Open Mon–Sat 8am–9pm, Sun 8am–8pm
You might have seen this small chain popping up around town. It’s the one with a logo that looks like it should be on the front of a 1980s video release; the one that puts cakes in the window that you want to bury your face in. A press release came through suggesting dinner, which was a surprise. My eyes had obviously been blinkered to the sugar temptations. At lunchtime there is a ‘help yourself’ selection of light salad-type bits for which they charge by weight, but come evening there is an actual choice-laden menu.
The set-up is a bit weird. At pavement level you feel like you should be transient as the tables are small and there is nothing even remotely resembling ambience due to the glaring halogen spots. Not a place to linger. We headed downstairs to something that closely resembled a typical domestic Notting Hill dining room (couple of landscapes and faux vintage animal pictures on the wall) but for the massive studded white vinyl wall. And the bloody spot lighting again – the room badly needed some lamps. The only other diners were on a first date (we checked) which made me wonder who had suggested the venue.
Also weird is the menu. Italian looking (starter, pasta, meat or fish, dessert) but no starters under £11 and the sides hidden in amongst the mains section. Strange! We weren’t asked if we wanted water or bread either. Crab and avocado with soy and lime dressing (£16) was fresh but with no discernible soy. Better was the sweet chilli ginger beef salad (£16), which looked beautiful on it’s black plate with satisfyingly crunchy wok fried veg. Crab and scallop lasagna (£18) was also stunningly presented as a stack, covered in a lemongrass and chive sauce in the middle of another black plate. It was style over substance though, with no hint of lemongrass and too heavy with butter. Expertly cooked lamb (£22) came in a kind of mini dugout canoe with couscous, quinoa and burgol – but why would you choose to pair it with these three grains? A very good salsa was on one end of the canoe, a cube of feta on the other. Stranger and stranger.

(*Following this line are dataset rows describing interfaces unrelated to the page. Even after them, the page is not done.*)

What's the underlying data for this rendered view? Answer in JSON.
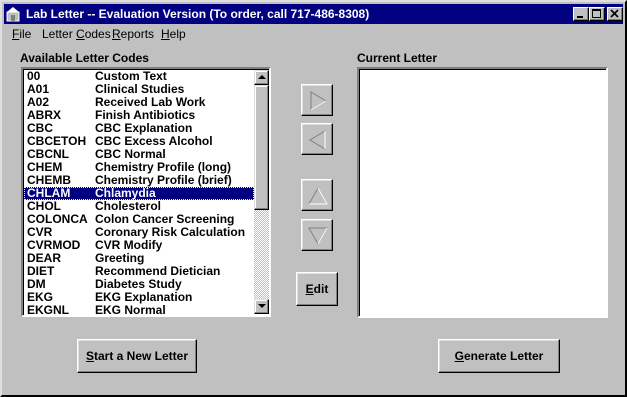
{
  "window": {
    "title": "Lab Letter  --  Evaluation Version  (To order, call 717-486-8308)"
  },
  "menu": {
    "items": [
      {
        "label": "File",
        "mnemonic": "F",
        "rest": "ile"
      },
      {
        "label": "Letter Codes",
        "mnemonic": "",
        "pre": "Letter ",
        "mn": "C",
        "rest": "odes"
      },
      {
        "label": "Reports",
        "mnemonic": "R",
        "rest": "eports"
      },
      {
        "label": "Help",
        "mnemonic": "H",
        "rest": "elp"
      }
    ]
  },
  "available": {
    "label": "Available Letter Codes",
    "selected_index": 8,
    "rows": [
      {
        "code": "00",
        "desc": "Custom Text"
      },
      {
        "code": "A01",
        "desc": "Clinical Studies"
      },
      {
        "code": "A02",
        "desc": "Received Lab Work"
      },
      {
        "code": "ABRX",
        "desc": "Finish Antibiotics"
      },
      {
        "code": "CBC",
        "desc": "CBC Explanation"
      },
      {
        "code": "CBCETOH",
        "desc": "CBC Excess Alcohol"
      },
      {
        "code": "CBCNL",
        "desc": "CBC Normal"
      },
      {
        "code": "CHEM",
        "desc": "Chemistry Profile (long)"
      },
      {
        "code": "CHEMB",
        "desc": "Chemistry Profile (brief)"
      },
      {
        "code": "CHLAM",
        "desc": "Chlamydia"
      },
      {
        "code": "CHOL",
        "desc": "Cholesterol"
      },
      {
        "code": "COLONCA",
        "desc": "Colon Cancer Screening"
      },
      {
        "code": "CVR",
        "desc": "Coronary Risk Calculation"
      },
      {
        "code": "CVRMOD",
        "desc": "CVR Modify"
      },
      {
        "code": "DEAR",
        "desc": "Greeting"
      },
      {
        "code": "DIET",
        "desc": "Recommend Dietician"
      },
      {
        "code": "DM",
        "desc": "Diabetes Study"
      },
      {
        "code": "EKG",
        "desc": "EKG Explanation"
      },
      {
        "code": "EKGNL",
        "desc": "EKG Normal"
      }
    ]
  },
  "current": {
    "label": "Current Letter"
  },
  "buttons": {
    "edit_mn": "E",
    "edit_rest": "dit",
    "start_mn": "S",
    "start_rest": "tart a New Letter",
    "generate_mn": "G",
    "generate_rest": "enerate Letter"
  },
  "icons": {
    "add": "arrow-right-icon",
    "remove": "arrow-left-icon",
    "move_up": "arrow-up-icon",
    "move_down": "arrow-down-icon"
  }
}
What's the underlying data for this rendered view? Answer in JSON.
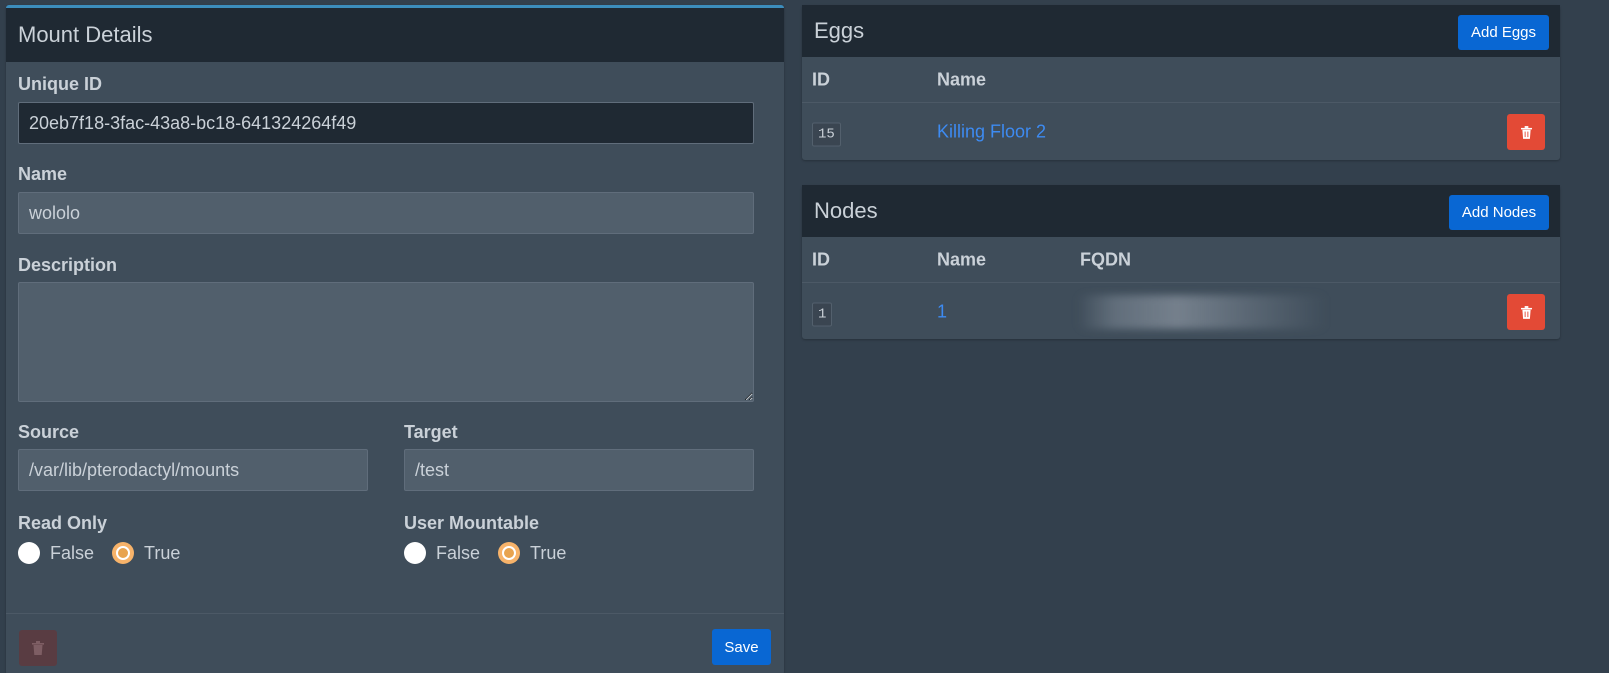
{
  "mount": {
    "title": "Mount Details",
    "unique_id_label": "Unique ID",
    "unique_id_value": "20eb7f18-3fac-43a8-bc18-641324264f49",
    "name_label": "Name",
    "name_value": "wololo",
    "description_label": "Description",
    "description_value": "",
    "source_label": "Source",
    "source_value": "/var/lib/pterodactyl/mounts",
    "target_label": "Target",
    "target_value": "/test",
    "read_only_label": "Read Only",
    "user_mountable_label": "User Mountable",
    "false_label": "False",
    "true_label": "True",
    "read_only_value": "True",
    "user_mountable_value": "True",
    "save_label": "Save"
  },
  "eggs": {
    "title": "Eggs",
    "add_label": "Add Eggs",
    "columns": [
      "ID",
      "Name"
    ],
    "rows": [
      {
        "id": "15",
        "name": "Killing Floor 2"
      }
    ]
  },
  "nodes": {
    "title": "Nodes",
    "add_label": "Add Nodes",
    "columns": [
      "ID",
      "Name",
      "FQDN"
    ],
    "rows": [
      {
        "id": "1",
        "name": "1",
        "fqdn": ""
      }
    ]
  },
  "colors": {
    "primary": "#0967d3",
    "danger": "#e34a36",
    "link": "#3d8bf2",
    "header_bg": "#1f2933",
    "page_bg": "#33404d"
  },
  "icons": {
    "delete": "trash-icon"
  }
}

The waitress confirmed the cakes are what people come for and they were both very good. Chocolate nut cake (£4.20) was layered with cream and whole hazelnuts and the lemon meringue (£4.80) had a beautifully delicate egg white crown with a zing. We just got them down before we were warned that they would be shutting in ten minutes – the restaurant shuts at 9pm. We left confused. You wouldn’t go to L’Eto for dinner because of the food or the ambience. Certainly not because it’s good value. You couldn’t go if you wanted to eat late. So why would you go there? The answer is that you’d go for a bit of cake and a coffee, probably during the day. They should have stuck to what they’re best at.